Step 6: Maximize your 401(k) contributions to take full advantage of any employer match
Many employers will match your own contribution up to a set limit. Matching contributions are essentially “free money” that can help increase your account size over time.
Step 7: Consider making "catch-up" contributions, if eligible
You can contribute up to $5,500 per year to an IRA if you are under 50. But if you turn 50 by the end of the tax year, the IRS allows you to make an additional “catch-up” contribution of up to $1,000 per year.
With an employer-based 401(k) plan, the allowances are more generous: You can contribute up to $18,000 a year – plus a catch-up contribution of up to $6,000 in the tax year you turn 50 and each year thereafter.
Step 8: Take full advantage of all available tax breaks

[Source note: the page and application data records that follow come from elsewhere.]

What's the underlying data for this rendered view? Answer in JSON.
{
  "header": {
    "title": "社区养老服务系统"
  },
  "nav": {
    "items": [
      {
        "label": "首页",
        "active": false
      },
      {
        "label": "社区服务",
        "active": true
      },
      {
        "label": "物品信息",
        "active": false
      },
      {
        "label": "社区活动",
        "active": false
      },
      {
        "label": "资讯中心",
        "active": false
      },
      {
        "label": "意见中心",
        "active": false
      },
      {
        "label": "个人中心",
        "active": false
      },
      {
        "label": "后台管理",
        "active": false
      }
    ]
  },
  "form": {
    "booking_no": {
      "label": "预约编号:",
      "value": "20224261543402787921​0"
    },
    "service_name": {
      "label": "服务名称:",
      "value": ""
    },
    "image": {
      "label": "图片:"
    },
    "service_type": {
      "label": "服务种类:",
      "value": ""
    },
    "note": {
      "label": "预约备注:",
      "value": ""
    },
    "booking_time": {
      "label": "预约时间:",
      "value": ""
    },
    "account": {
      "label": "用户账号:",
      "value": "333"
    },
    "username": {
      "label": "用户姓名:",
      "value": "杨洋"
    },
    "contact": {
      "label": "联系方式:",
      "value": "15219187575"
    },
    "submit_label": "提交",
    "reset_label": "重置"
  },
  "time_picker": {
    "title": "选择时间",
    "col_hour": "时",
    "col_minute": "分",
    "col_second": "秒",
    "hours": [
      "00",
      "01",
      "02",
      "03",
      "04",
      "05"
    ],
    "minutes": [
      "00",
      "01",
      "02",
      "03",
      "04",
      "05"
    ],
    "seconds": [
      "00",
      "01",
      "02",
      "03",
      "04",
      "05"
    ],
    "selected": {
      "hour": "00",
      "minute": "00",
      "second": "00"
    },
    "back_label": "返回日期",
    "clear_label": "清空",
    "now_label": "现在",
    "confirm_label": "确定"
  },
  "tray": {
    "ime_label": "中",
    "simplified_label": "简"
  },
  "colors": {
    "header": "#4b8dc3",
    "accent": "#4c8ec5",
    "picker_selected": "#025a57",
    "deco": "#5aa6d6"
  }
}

Along with tax-advantaged retirement savings plans, there are other less obvious ways to reduce your tax liability, which may give you more to set aside for retirement. For example, depending on your Adjusted Gross Income – and subject to certain conditions – you may be able to deduct investment advisor fees, job-related relocation costs, healthcare premiums, and interest on student or other loans.

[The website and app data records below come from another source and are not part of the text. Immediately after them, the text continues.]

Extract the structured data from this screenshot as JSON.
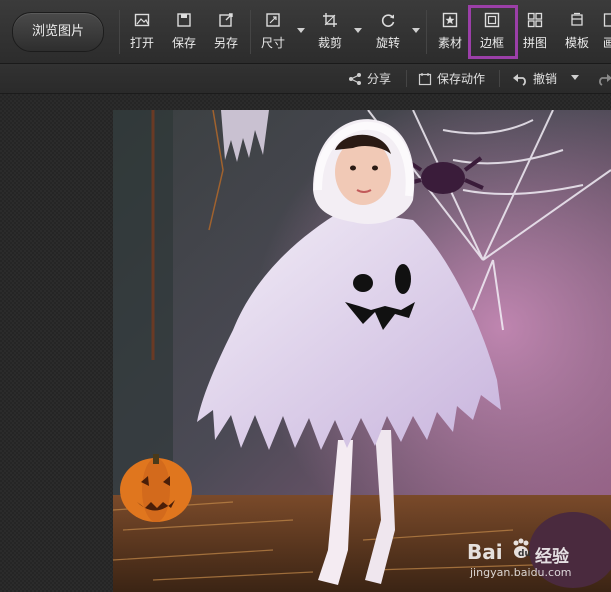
{
  "toolbar": {
    "browse_label": "浏览图片",
    "tools": [
      {
        "label": "打开",
        "icon": "open-image-icon"
      },
      {
        "label": "保存",
        "icon": "save-icon"
      },
      {
        "label": "另存",
        "icon": "save-as-icon"
      },
      {
        "label": "尺寸",
        "icon": "resize-icon"
      },
      {
        "label": "裁剪",
        "icon": "crop-icon"
      },
      {
        "label": "旋转",
        "icon": "rotate-icon"
      },
      {
        "label": "素材",
        "icon": "sticker-icon"
      },
      {
        "label": "边框",
        "icon": "border-frame-icon"
      },
      {
        "label": "拼图",
        "icon": "collage-icon"
      },
      {
        "label": "模板",
        "icon": "template-icon"
      },
      {
        "label": "画",
        "icon": "draw-icon"
      }
    ],
    "active_tool": "边框",
    "highlight_color": "#9b3fa8"
  },
  "subbar": {
    "share_label": "分享",
    "save_action_label": "保存动作",
    "undo_label": "撤销"
  },
  "watermark": {
    "brand": "Bai",
    "brand_cn": "经验",
    "url": "jingyan.baidu.com"
  }
}
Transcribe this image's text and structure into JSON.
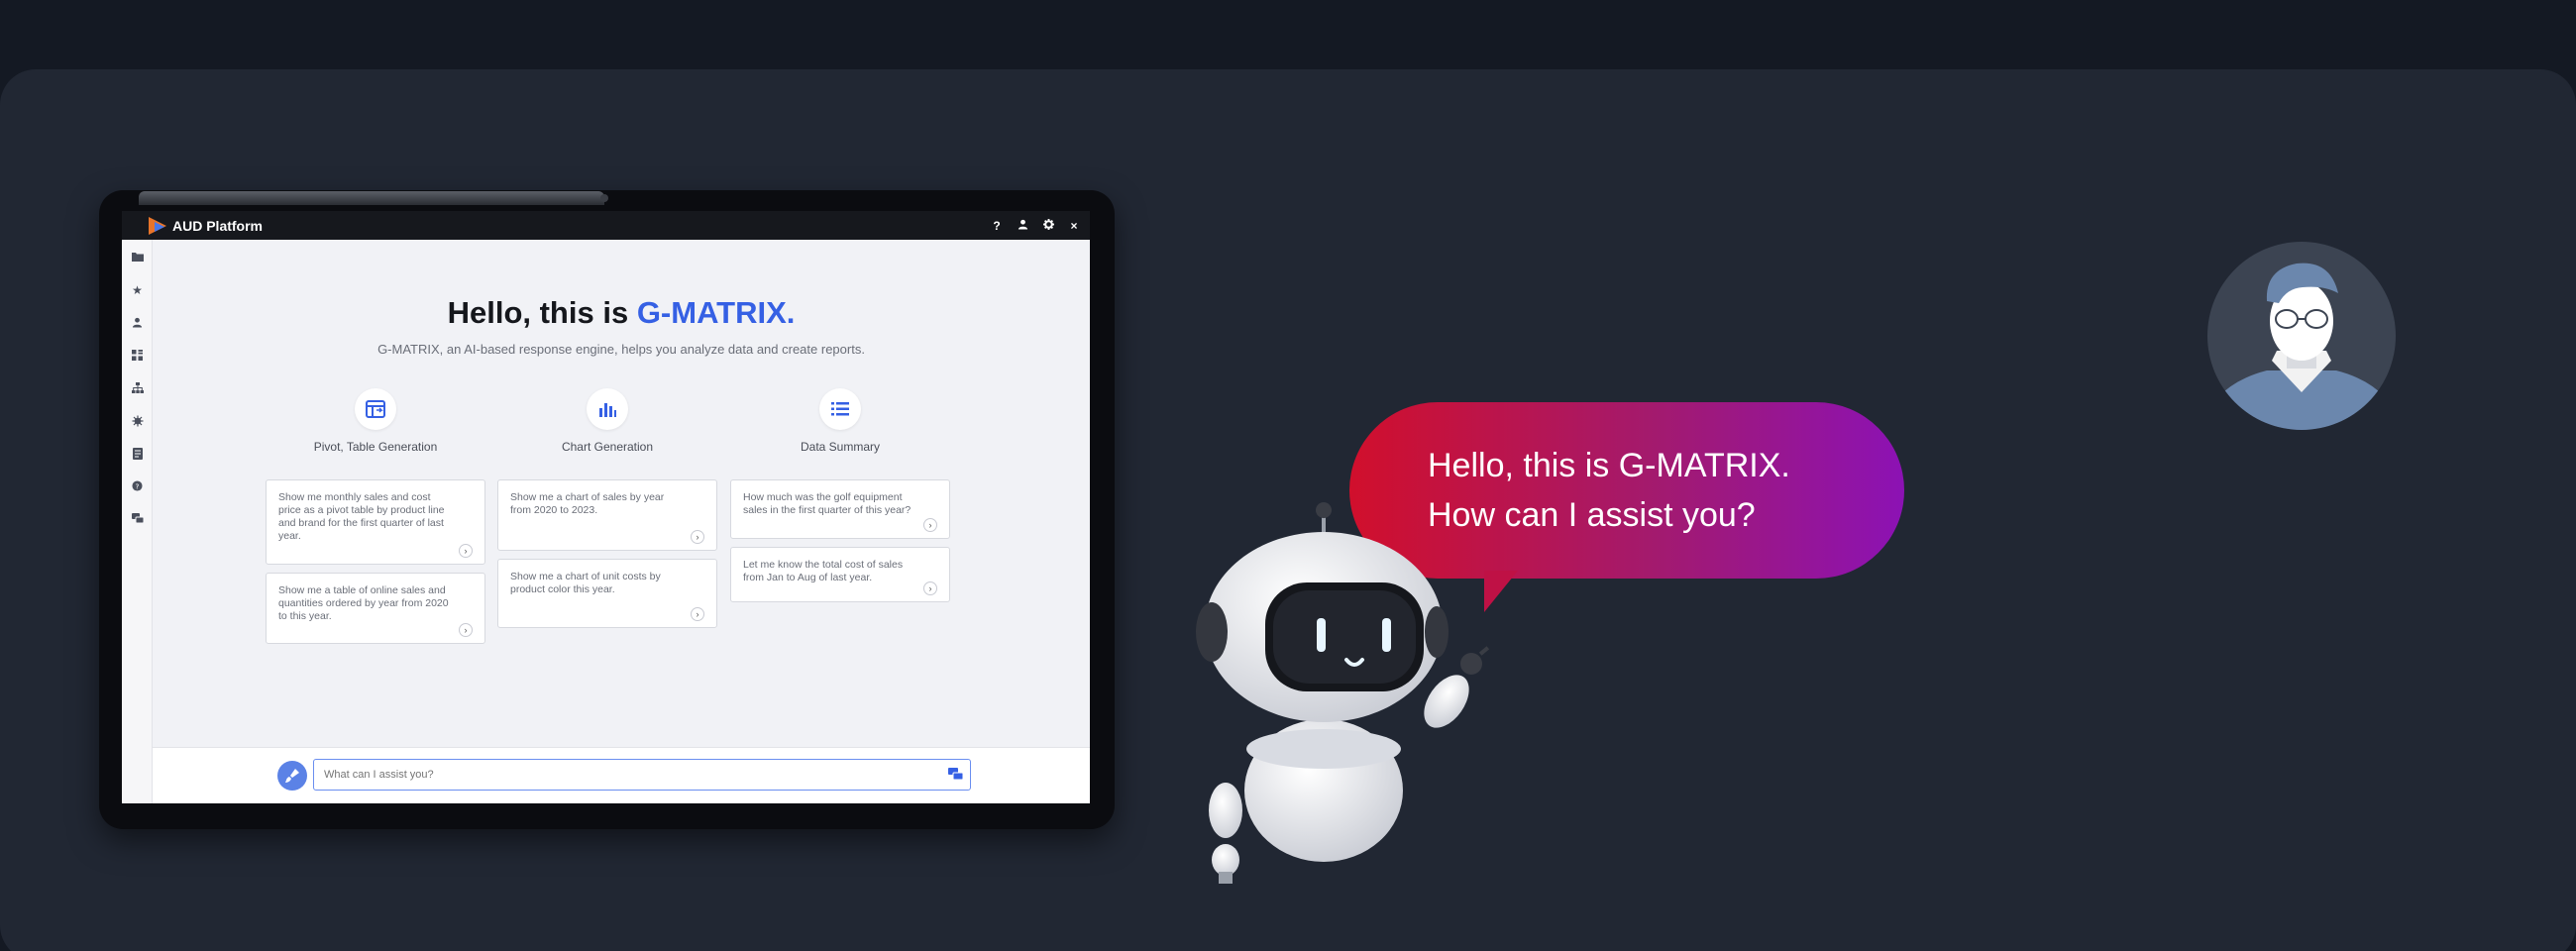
{
  "app": {
    "title": "AUD Platform"
  },
  "titlebar": {
    "icons": [
      "help-icon",
      "user-icon",
      "gear-icon",
      "close-icon"
    ],
    "help": "?",
    "close": "×"
  },
  "sidebar": {
    "icons": [
      "folder-icon",
      "star-icon",
      "user-icon",
      "grid-icon",
      "org-chart-icon",
      "bug-icon",
      "report-icon",
      "shield-icon",
      "chat-icon"
    ]
  },
  "hero": {
    "greeting": "Hello, this is ",
    "brand": "G-MATRIX.",
    "subtitle": "G-MATRIX, an AI-based response engine, helps you analyze data and create reports."
  },
  "categories": [
    {
      "label": "Pivot, Table Generation",
      "icon": "pivot-table-icon",
      "cards": [
        "Show me monthly sales and cost price as a pivot table by product line and brand for the first quarter of last year.",
        "Show me a table of online sales and quantities ordered by year from 2020 to this year."
      ]
    },
    {
      "label": "Chart Generation",
      "icon": "bar-chart-icon",
      "cards": [
        "Show me a chart of sales by year from 2020 to 2023.",
        "Show me a chart of unit costs by product color this year."
      ]
    },
    {
      "label": "Data Summary",
      "icon": "list-icon",
      "cards": [
        "How much was the golf equipment sales in the first quarter of this year?",
        "Let me know the total cost of sales from Jan to Aug of last year."
      ]
    }
  ],
  "prompt": {
    "placeholder": "What can I assist you?"
  },
  "bubble": {
    "line1": "Hello, this is G-MATRIX.",
    "line2": "How can I assist you?"
  },
  "colors": {
    "accent": "#3560e4",
    "bubble_start": "#d10f2c",
    "bubble_end": "#8c12b4"
  }
}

Step 9: Create a plan for drawing down your assets
As life expectancies rise, “longevity risk” – the danger of outliving your money – becomes increasingly real. It is essential to know how much you can withdraw each year without exhausting your retirement assets. Bear in mind, however, that if you have a traditional IRA and/or an employer-based retirement plan like a 401(k), you generally must begin taking a Required Minimum Distribution (RMD) each year after you reach age 70 ½ or be subject to costly penalties.
Step 10: Review your insurance coverage to ensure it’s up to date and meets your needs
Your healthcare costs will likely increase during your retirement years. According to recent findings, a 65-year-old couple in good health will spend upwards of $280,000 over the course of their retirement on healthcare needs. And the U.S. Department of Health and Human Services estimates that 70% of Americans now turning 65 will require long-term care during their retirement. Having the appropriate types and amounts of insurance can protect your retirement assets.
Talk to a PNCI Financial Advisor, today.
For more information on retirement planning, or for help with your retirement plans, call us at 855-PNC-INVEST or fill out this simple form and a PNC investment professional will get in touch with you.